● AVAILABLE DATA:
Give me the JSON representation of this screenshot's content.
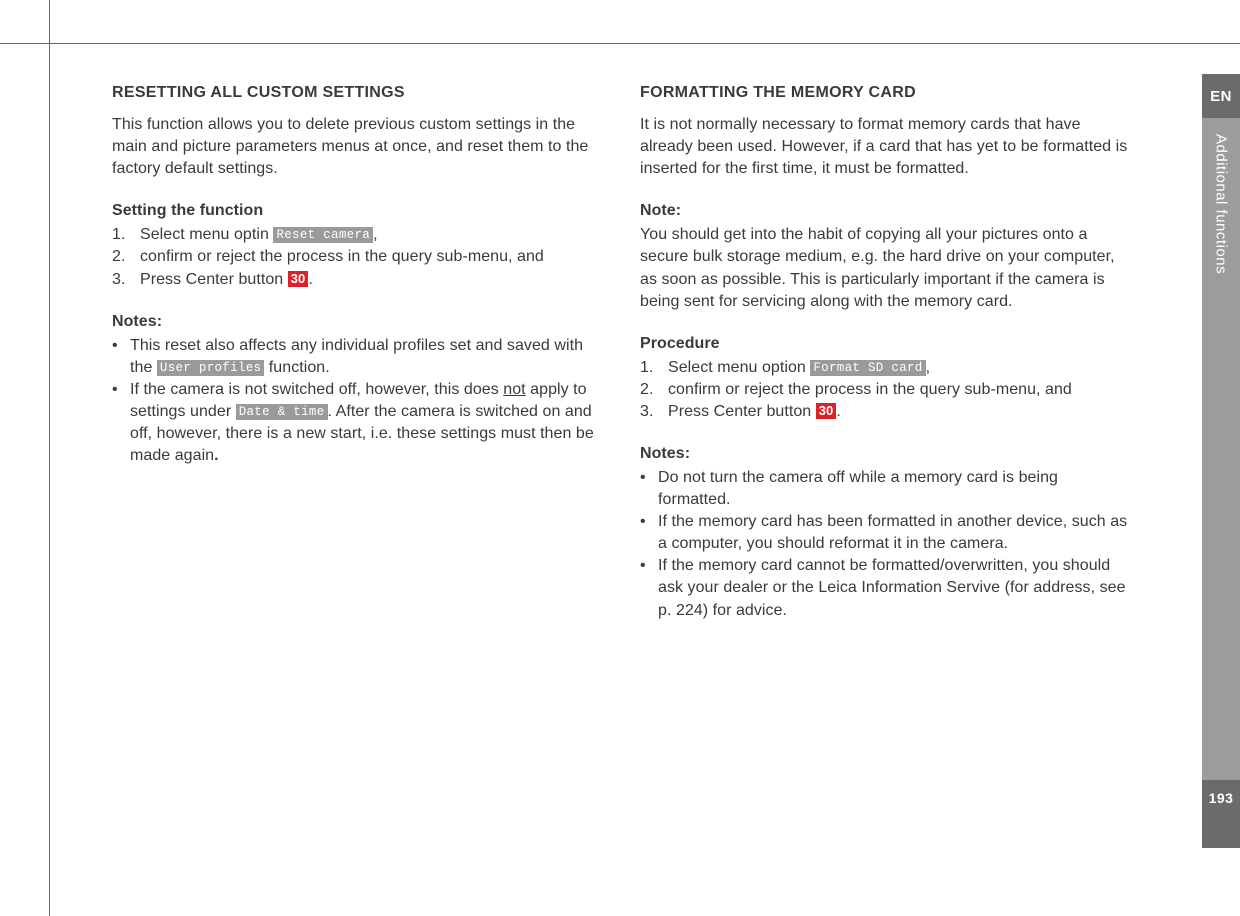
{
  "sidebar": {
    "lang": "EN",
    "section": "Additional functions",
    "page": "193"
  },
  "left": {
    "title": "RESETTING ALL CUSTOM SETTINGS",
    "intro": "This function allows you to delete previous custom settings in the main and picture parameters menus at once, and reset them to the factory default settings.",
    "setting_heading": "Setting the function",
    "steps": {
      "n1": "1.",
      "s1a": "Select menu optin ",
      "s1_menu": "Reset camera",
      "s1b": ",",
      "n2": "2.",
      "s2": "confirm or reject the process in the query sub-menu, and",
      "n3": "3.",
      "s3a": "Press Center button ",
      "s3_ref": "30",
      "s3b": "."
    },
    "notes_heading": "Notes:",
    "note1a": "This reset also affects any individual profiles set and saved with the ",
    "note1_menu": "User profiles",
    "note1b": " function.",
    "note2a": "If the camera is not switched off, however, this does ",
    "note2_not": "not",
    "note2b": " apply to settings under ",
    "note2_menu": "Date & time",
    "note2c": ". After the camera is switched on and off, however, there is a new start, i.e. these settings must then be made again",
    "note2_dot": "."
  },
  "right": {
    "title": "FORMATTING THE MEMORY CARD",
    "intro": "It is not normally necessary to format memory cards that have already been used. However, if a card that has yet to be formatted is inserted for the first time, it must be formatted.",
    "note_heading": "Note:",
    "note_body": "You should get into the habit of copying all your pictures onto a secure bulk storage medium, e.g. the hard drive on your computer, as soon as possible. This is particularly important if the camera is being sent for servicing along with the memory card.",
    "procedure_heading": "Procedure",
    "steps": {
      "n1": "1.",
      "s1a": "Select menu option ",
      "s1_menu": "Format SD card",
      "s1b": ",",
      "n2": "2.",
      "s2": "confirm or reject the process in the query sub-menu, and",
      "n3": "3.",
      "s3a": "Press Center button ",
      "s3_ref": "30",
      "s3b": "."
    },
    "notes_heading": "Notes:",
    "note1": "Do not turn the camera off while a memory card is being formatted.",
    "note2": "If the memory card has been formatted in another device, such as a computer, you should reformat it in the camera.",
    "note3": "If the memory card cannot be formatted/overwritten, you should ask your dealer or the Leica Information Servive (for address, see p. 224) for advice."
  },
  "bullet": "•"
}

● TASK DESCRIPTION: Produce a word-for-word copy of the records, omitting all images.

● WORKED SOLUTION:
Give me the JSON representation of this screenshot's content.
{
  "sidebar": {
    "lang": "EN",
    "section": "Additional functions",
    "page": "193"
  },
  "left": {
    "title": "RESETTING ALL CUSTOM SETTINGS",
    "intro": "This function allows you to delete previous custom settings in the main and picture parameters menus at once, and reset them to the factory default settings.",
    "setting_heading": "Setting the function",
    "steps": {
      "n1": "1.",
      "s1a": "Select menu optin ",
      "s1_menu": "Reset camera",
      "s1b": ",",
      "n2": "2.",
      "s2": "confirm or reject the process in the query sub-menu, and",
      "n3": "3.",
      "s3a": "Press Center button ",
      "s3_ref": "30",
      "s3b": "."
    },
    "notes_heading": "Notes:",
    "note1a": "This reset also affects any individual profiles set and saved with the ",
    "note1_menu": "User profiles",
    "note1b": " function.",
    "note2a": "If the camera is not switched off, however, this does ",
    "note2_not": "not",
    "note2b": " apply to settings under ",
    "note2_menu": "Date & time",
    "note2c": ". After the camera is switched on and off, however, there is a new start, i.e. these settings must then be made again",
    "note2_dot": "."
  },
  "right": {
    "title": "FORMATTING THE MEMORY CARD",
    "intro": "It is not normally necessary to format memory cards that have already been used. However, if a card that has yet to be formatted is inserted for the first time, it must be formatted.",
    "note_heading": "Note:",
    "note_body": "You should get into the habit of copying all your pictures onto a secure bulk storage medium, e.g. the hard drive on your computer, as soon as possible. This is particularly important if the camera is being sent for servicing along with the memory card.",
    "procedure_heading": "Procedure",
    "steps": {
      "n1": "1.",
      "s1a": "Select menu option ",
      "s1_menu": "Format SD card",
      "s1b": ",",
      "n2": "2.",
      "s2": "confirm or reject the process in the query sub-menu, and",
      "n3": "3.",
      "s3a": "Press Center button ",
      "s3_ref": "30",
      "s3b": "."
    },
    "notes_heading": "Notes:",
    "note1": "Do not turn the camera off while a memory card is being formatted.",
    "note2": "If the memory card has been formatted in another device, such as a computer, you should reformat it in the camera.",
    "note3": "If the memory card cannot be formatted/overwritten, you should ask your dealer or the Leica Information Servive (for address, see p. 224) for advice."
  },
  "bullet": "•"
}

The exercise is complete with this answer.